Creative Blueprint, a gallery and artist work space concept with Canadian roots, is making plans to open its doors to the Capitol Hill creative class in a 5,000 square-foot subterranean space on Boylston Ave just around the corner from Pine.
“It’s an expansion of the vision and the project,” Creative Blueprint’s Ashley Proctor tells CHS.
The affordable and flexible studio spaces will be operated in conjunction with Capitol Hill coworking concern Office Nomads which in 2012 doubled its size by taking over both the ground and second level of the old Heath Printers building above Creative Blueprint’s new basement space.
CHS is a longtime Office Nomads member.
Proctor says she started Creative Blueprint in Toronto nearly a decade ago to solve a problem familiar to many Capitol Hill artists finding it increasingly difficult to find affordable work space. Proctor says that in Toronto she started the original Creative Blueprint in an affordable area of the city only to see that area develop and rents push higher.
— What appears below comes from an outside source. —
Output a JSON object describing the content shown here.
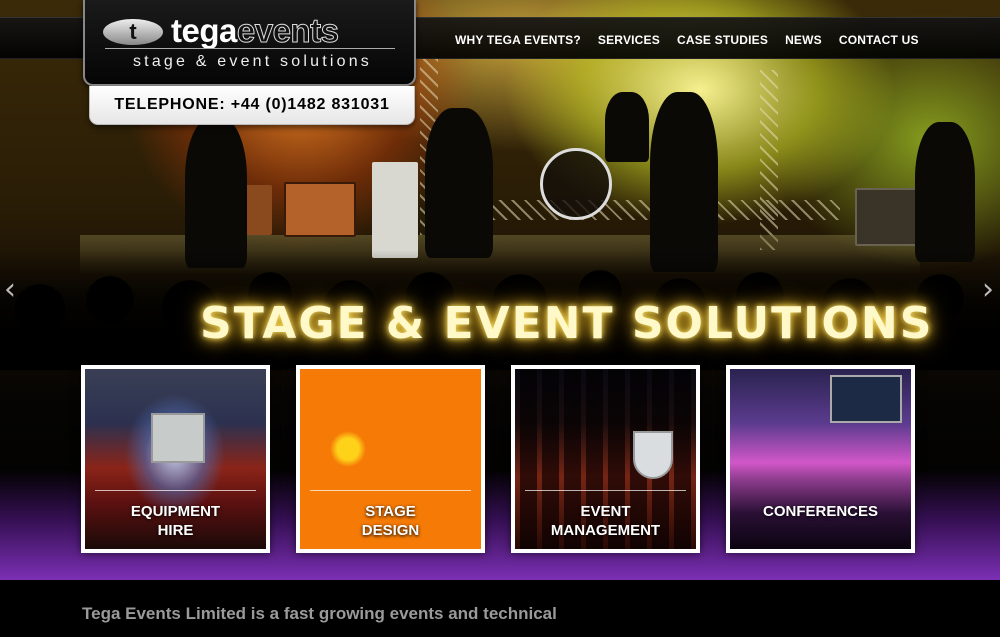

Creative Blueprint moved, then, gain, development came. It’s a cycle Proctor said happened quickly enough in Toronto that she was able to learn how to deal with it. Eventually, she said, she was able to purchase the building where Creative Blueprint now lives. Her Toronto operation in The Foundery building also includes a coworking business that she also operates.
In Seattle, Proctor is working with Office Nomads founders Jacob Sayles and Susan Dorsch.
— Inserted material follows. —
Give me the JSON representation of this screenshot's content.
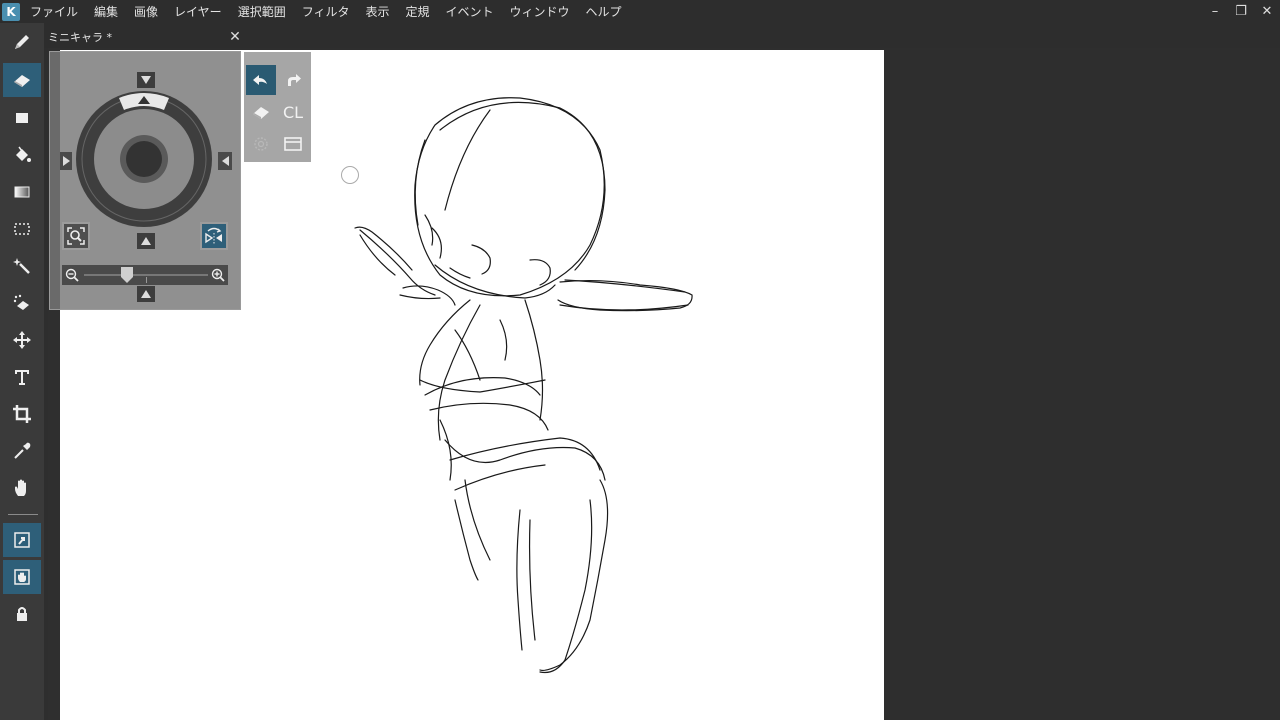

“It seems so easy to run one company instead of two,” she said.
Proctor tells CHS that the success of Office Nomads helped convince the building’s owners that a shared art space was a viable tenant for their investment. Proctor said that having the support of the new Capitol Hill Arts District was also key as Cultural Space Liaison Matthew Richter wrote a letter to the building owners on Creative Blueprint’s behalf.
As she works this summer to open the new space, Proctor is also meeting with artists and coworkers to find out more about the needs of the Capitol Hill community.
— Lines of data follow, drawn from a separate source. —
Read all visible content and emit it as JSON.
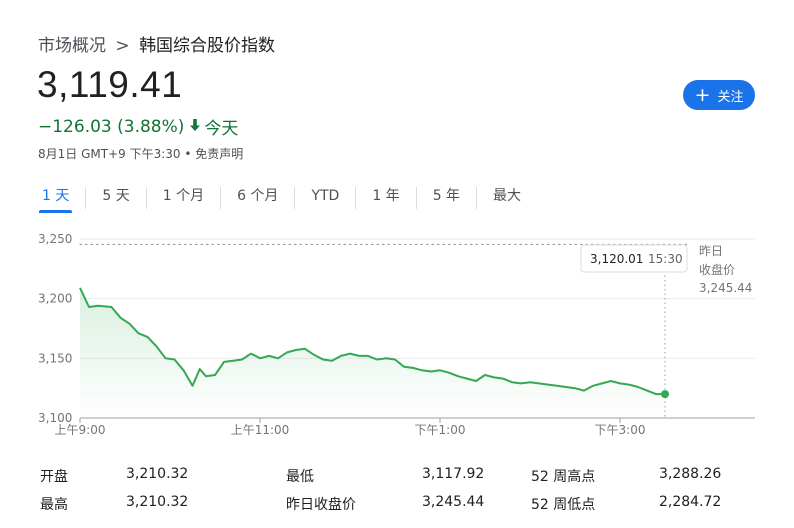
{
  "breadcrumb": {
    "parent": "市场概况",
    "separator": ">",
    "current": "韩国综合股价指数"
  },
  "quote": {
    "price": "3,119.41",
    "change": "−126.03 (3.88%)",
    "direction_icon": "arrow-down-icon",
    "period": "今天",
    "meta": "8月1日 GMT+9 下午3:30 • 免责声明",
    "change_color": "#137333"
  },
  "follow_button": {
    "icon": "plus-icon",
    "label": "关注",
    "color": "#1a73e8"
  },
  "tabs": [
    {
      "label": "1 天",
      "active": true
    },
    {
      "label": "5 天",
      "active": false
    },
    {
      "label": "1 个月",
      "active": false
    },
    {
      "label": "6 个月",
      "active": false
    },
    {
      "label": "YTD",
      "active": false
    },
    {
      "label": "1 年",
      "active": false
    },
    {
      "label": "5 年",
      "active": false
    },
    {
      "label": "最大",
      "active": false
    }
  ],
  "chart_data": {
    "type": "line",
    "y_ticks": [
      "3,250",
      "3,200",
      "3,150",
      "3,100"
    ],
    "y_tick_values": [
      3250,
      3200,
      3150,
      3100
    ],
    "ylim": [
      3100,
      3250
    ],
    "x_ticks": [
      "上午9:00",
      "上午11:00",
      "下午1:00",
      "下午3:00"
    ],
    "x_tick_hours": [
      9,
      11,
      13,
      15
    ],
    "x_range_hours": [
      9,
      16.5
    ],
    "grid": true,
    "line_color": "#34a853",
    "previous_close": {
      "label_line1": "昨日",
      "label_line2": "收盘价",
      "value": 3245.44,
      "value_text": "3,245.44"
    },
    "tooltip": {
      "value": "3,120.01",
      "time": "15:30"
    },
    "series": [
      {
        "x": [
          9.0,
          9.1,
          9.2,
          9.35,
          9.45,
          9.55,
          9.65,
          9.75,
          9.85,
          9.95,
          10.05,
          10.15,
          10.25,
          10.33,
          10.4,
          10.5,
          10.6,
          10.7,
          10.8,
          10.9,
          11.0,
          11.1,
          11.2,
          11.3,
          11.4,
          11.5,
          11.6,
          11.7,
          11.8,
          11.9,
          12.0,
          12.1,
          12.2,
          12.3,
          12.4,
          12.5,
          12.6,
          12.7,
          12.8,
          12.9,
          13.0,
          13.1,
          13.2,
          13.3,
          13.4,
          13.5,
          13.6,
          13.7,
          13.8,
          13.9,
          14.0,
          14.1,
          14.2,
          14.3,
          14.4,
          14.5,
          14.6,
          14.7,
          14.8,
          14.9,
          15.0,
          15.1,
          15.2,
          15.3,
          15.4,
          15.5
        ],
        "y": [
          3209,
          3193,
          3194,
          3193,
          3184,
          3179,
          3171,
          3168,
          3160,
          3150,
          3149,
          3140,
          3127,
          3141,
          3135,
          3136,
          3147,
          3148,
          3149,
          3154,
          3150,
          3152,
          3150,
          3155,
          3157,
          3158,
          3153,
          3149,
          3148,
          3152,
          3154,
          3152,
          3152,
          3149,
          3150,
          3149,
          3143,
          3142,
          3140,
          3139,
          3140,
          3138,
          3135,
          3133,
          3131,
          3136,
          3134,
          3133,
          3130,
          3129,
          3130,
          3129,
          3128,
          3127,
          3126,
          3125,
          3123,
          3127,
          3129,
          3131,
          3129,
          3128,
          3126,
          3123,
          3120,
          3120
        ]
      }
    ]
  },
  "stats": [
    {
      "label": "开盘",
      "value": "3,210.32"
    },
    {
      "label": "最高",
      "value": "3,210.32"
    },
    {
      "label": "最低",
      "value": "3,117.92"
    },
    {
      "label": "昨日收盘价",
      "value": "3,245.44"
    },
    {
      "label": "52 周高点",
      "value": "3,288.26"
    },
    {
      "label": "52 周低点",
      "value": "2,284.72"
    }
  ]
}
Proctor said that it doesn’t necessarily require artists owning a building to preserve and protect art space in a neighborhood.
“Making sure that property owners and landlords understand the value can also work,” she said.
Still, Proctor said that, eventually, purchasing a building to secure homes for Creative Blueprint and Office Nomads could be part of the plans.
Creative Blueprint will be located at 1617 Boylston Ave’s lower level. Proctor said pricing and membership plan structures will be similar to how she has set up her Foundry coworking space. You can learn more at facebook.com/CreativeBlueprintSeattle/.